##### Input for this task
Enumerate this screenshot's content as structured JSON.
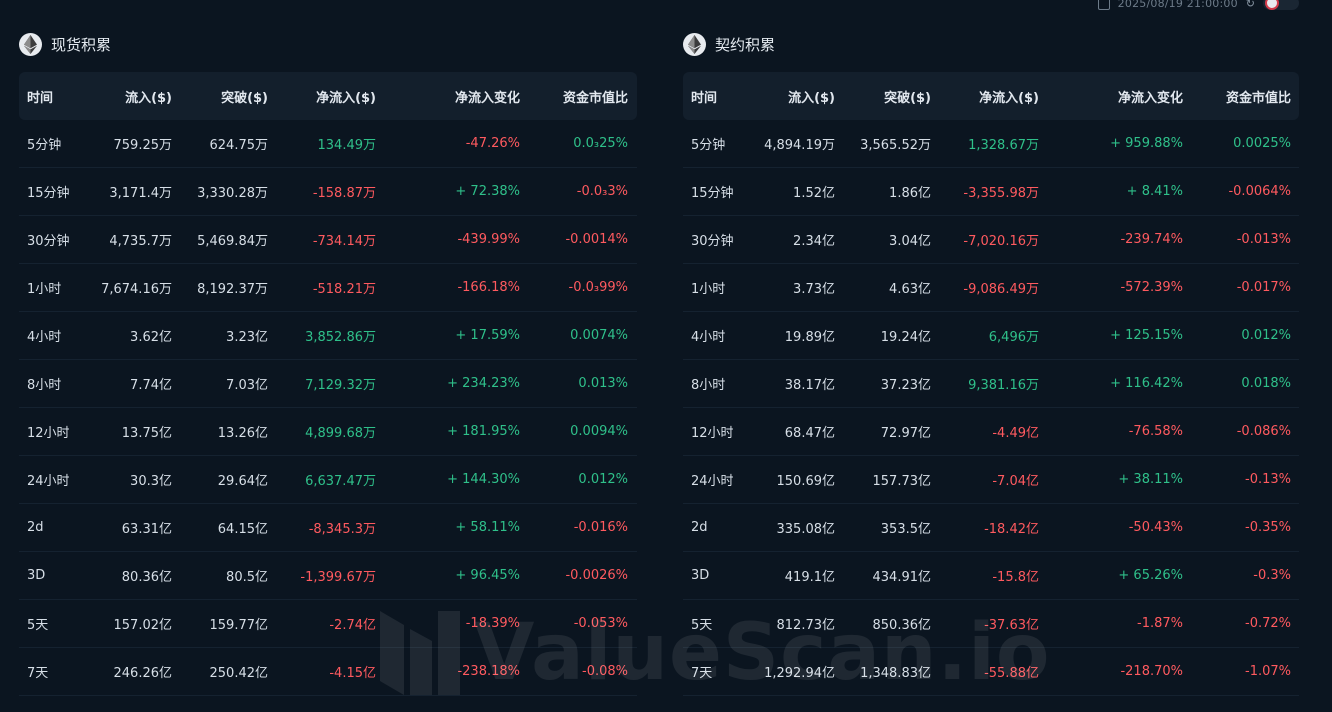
{
  "topbar": {
    "timestamp": "2025/08/19 21:00:00"
  },
  "spot": {
    "title": "现货积累",
    "headers": [
      "时间",
      "流入($)",
      "突破($)",
      "净流入($)",
      "净流入变化",
      "资金市值比"
    ],
    "rows": [
      [
        "5分钟",
        "759.25万",
        "624.75万",
        "134.49万",
        "-47.26%",
        "0.0₃25%"
      ],
      [
        "15分钟",
        "3,171.4万",
        "3,330.28万",
        "-158.87万",
        "+ 72.38%",
        "-0.0₃3%"
      ],
      [
        "30分钟",
        "4,735.7万",
        "5,469.84万",
        "-734.14万",
        "-439.99%",
        "-0.0014%"
      ],
      [
        "1小时",
        "7,674.16万",
        "8,192.37万",
        "-518.21万",
        "-166.18%",
        "-0.0₃99%"
      ],
      [
        "4小时",
        "3.62亿",
        "3.23亿",
        "3,852.86万",
        "+ 17.59%",
        "0.0074%"
      ],
      [
        "8小时",
        "7.74亿",
        "7.03亿",
        "7,129.32万",
        "+ 234.23%",
        "0.013%"
      ],
      [
        "12小时",
        "13.75亿",
        "13.26亿",
        "4,899.68万",
        "+ 181.95%",
        "0.0094%"
      ],
      [
        "24小时",
        "30.3亿",
        "29.64亿",
        "6,637.47万",
        "+ 144.30%",
        "0.012%"
      ],
      [
        "2d",
        "63.31亿",
        "64.15亿",
        "-8,345.3万",
        "+ 58.11%",
        "-0.016%"
      ],
      [
        "3D",
        "80.36亿",
        "80.5亿",
        "-1,399.67万",
        "+ 96.45%",
        "-0.0026%"
      ],
      [
        "5天",
        "157.02亿",
        "159.77亿",
        "-2.74亿",
        "-18.39%",
        "-0.053%"
      ],
      [
        "7天",
        "246.26亿",
        "250.42亿",
        "-4.15亿",
        "-238.18%",
        "-0.08%"
      ]
    ]
  },
  "futures": {
    "title": "契约积累",
    "headers": [
      "时间",
      "流入($)",
      "突破($)",
      "净流入($)",
      "净流入变化",
      "资金市值比"
    ],
    "rows": [
      [
        "5分钟",
        "4,894.19万",
        "3,565.52万",
        "1,328.67万",
        "+ 959.88%",
        "0.0025%"
      ],
      [
        "15分钟",
        "1.52亿",
        "1.86亿",
        "-3,355.98万",
        "+ 8.41%",
        "-0.0064%"
      ],
      [
        "30分钟",
        "2.34亿",
        "3.04亿",
        "-7,020.16万",
        "-239.74%",
        "-0.013%"
      ],
      [
        "1小时",
        "3.73亿",
        "4.63亿",
        "-9,086.49万",
        "-572.39%",
        "-0.017%"
      ],
      [
        "4小时",
        "19.89亿",
        "19.24亿",
        "6,496万",
        "+ 125.15%",
        "0.012%"
      ],
      [
        "8小时",
        "38.17亿",
        "37.23亿",
        "9,381.16万",
        "+ 116.42%",
        "0.018%"
      ],
      [
        "12小时",
        "68.47亿",
        "72.97亿",
        "-4.49亿",
        "-76.58%",
        "-0.086%"
      ],
      [
        "24小时",
        "150.69亿",
        "157.73亿",
        "-7.04亿",
        "+ 38.11%",
        "-0.13%"
      ],
      [
        "2d",
        "335.08亿",
        "353.5亿",
        "-18.42亿",
        "-50.43%",
        "-0.35%"
      ],
      [
        "3D",
        "419.1亿",
        "434.91亿",
        "-15.8亿",
        "+ 65.26%",
        "-0.3%"
      ],
      [
        "5天",
        "812.73亿",
        "850.36亿",
        "-37.63亿",
        "-1.87%",
        "-0.72%"
      ],
      [
        "7天",
        "1,292.94亿",
        "1,348.83亿",
        "-55.88亿",
        "-218.70%",
        "-1.07%"
      ]
    ]
  },
  "watermark": {
    "text": "ValueScan.io"
  },
  "colors": {
    "positive": "#2fc08a",
    "negative": "#ff5a5f",
    "background": "#0b1520",
    "header_bg": "#131f2c"
  },
  "icons": {
    "panel": "ethereum-icon",
    "topbar": [
      "copy-icon",
      "refresh-icon",
      "toggle-switch"
    ]
  }
}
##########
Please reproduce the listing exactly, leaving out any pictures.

** Response to the task **
Enumerate this screenshot's content as structured JSON.
{
  "topbar": {
    "timestamp": "2025/08/19 21:00:00"
  },
  "spot": {
    "title": "现货积累",
    "headers": [
      "时间",
      "流入($)",
      "突破($)",
      "净流入($)",
      "净流入变化",
      "资金市值比"
    ],
    "rows": [
      [
        "5分钟",
        "759.25万",
        "624.75万",
        "134.49万",
        "-47.26%",
        "0.0₃25%"
      ],
      [
        "15分钟",
        "3,171.4万",
        "3,330.28万",
        "-158.87万",
        "+ 72.38%",
        "-0.0₃3%"
      ],
      [
        "30分钟",
        "4,735.7万",
        "5,469.84万",
        "-734.14万",
        "-439.99%",
        "-0.0014%"
      ],
      [
        "1小时",
        "7,674.16万",
        "8,192.37万",
        "-518.21万",
        "-166.18%",
        "-0.0₃99%"
      ],
      [
        "4小时",
        "3.62亿",
        "3.23亿",
        "3,852.86万",
        "+ 17.59%",
        "0.0074%"
      ],
      [
        "8小时",
        "7.74亿",
        "7.03亿",
        "7,129.32万",
        "+ 234.23%",
        "0.013%"
      ],
      [
        "12小时",
        "13.75亿",
        "13.26亿",
        "4,899.68万",
        "+ 181.95%",
        "0.0094%"
      ],
      [
        "24小时",
        "30.3亿",
        "29.64亿",
        "6,637.47万",
        "+ 144.30%",
        "0.012%"
      ],
      [
        "2d",
        "63.31亿",
        "64.15亿",
        "-8,345.3万",
        "+ 58.11%",
        "-0.016%"
      ],
      [
        "3D",
        "80.36亿",
        "80.5亿",
        "-1,399.67万",
        "+ 96.45%",
        "-0.0026%"
      ],
      [
        "5天",
        "157.02亿",
        "159.77亿",
        "-2.74亿",
        "-18.39%",
        "-0.053%"
      ],
      [
        "7天",
        "246.26亿",
        "250.42亿",
        "-4.15亿",
        "-238.18%",
        "-0.08%"
      ]
    ]
  },
  "futures": {
    "title": "契约积累",
    "headers": [
      "时间",
      "流入($)",
      "突破($)",
      "净流入($)",
      "净流入变化",
      "资金市值比"
    ],
    "rows": [
      [
        "5分钟",
        "4,894.19万",
        "3,565.52万",
        "1,328.67万",
        "+ 959.88%",
        "0.0025%"
      ],
      [
        "15分钟",
        "1.52亿",
        "1.86亿",
        "-3,355.98万",
        "+ 8.41%",
        "-0.0064%"
      ],
      [
        "30分钟",
        "2.34亿",
        "3.04亿",
        "-7,020.16万",
        "-239.74%",
        "-0.013%"
      ],
      [
        "1小时",
        "3.73亿",
        "4.63亿",
        "-9,086.49万",
        "-572.39%",
        "-0.017%"
      ],
      [
        "4小时",
        "19.89亿",
        "19.24亿",
        "6,496万",
        "+ 125.15%",
        "0.012%"
      ],
      [
        "8小时",
        "38.17亿",
        "37.23亿",
        "9,381.16万",
        "+ 116.42%",
        "0.018%"
      ],
      [
        "12小时",
        "68.47亿",
        "72.97亿",
        "-4.49亿",
        "-76.58%",
        "-0.086%"
      ],
      [
        "24小时",
        "150.69亿",
        "157.73亿",
        "-7.04亿",
        "+ 38.11%",
        "-0.13%"
      ],
      [
        "2d",
        "335.08亿",
        "353.5亿",
        "-18.42亿",
        "-50.43%",
        "-0.35%"
      ],
      [
        "3D",
        "419.1亿",
        "434.91亿",
        "-15.8亿",
        "+ 65.26%",
        "-0.3%"
      ],
      [
        "5天",
        "812.73亿",
        "850.36亿",
        "-37.63亿",
        "-1.87%",
        "-0.72%"
      ],
      [
        "7天",
        "1,292.94亿",
        "1,348.83亿",
        "-55.88亿",
        "-218.70%",
        "-1.07%"
      ]
    ]
  },
  "watermark": {
    "text": "ValueScan.io"
  },
  "colors": {
    "positive": "#2fc08a",
    "negative": "#ff5a5f",
    "background": "#0b1520",
    "header_bg": "#131f2c"
  },
  "icons": {
    "panel": "ethereum-icon",
    "topbar": [
      "copy-icon",
      "refresh-icon",
      "toggle-switch"
    ]
  }
}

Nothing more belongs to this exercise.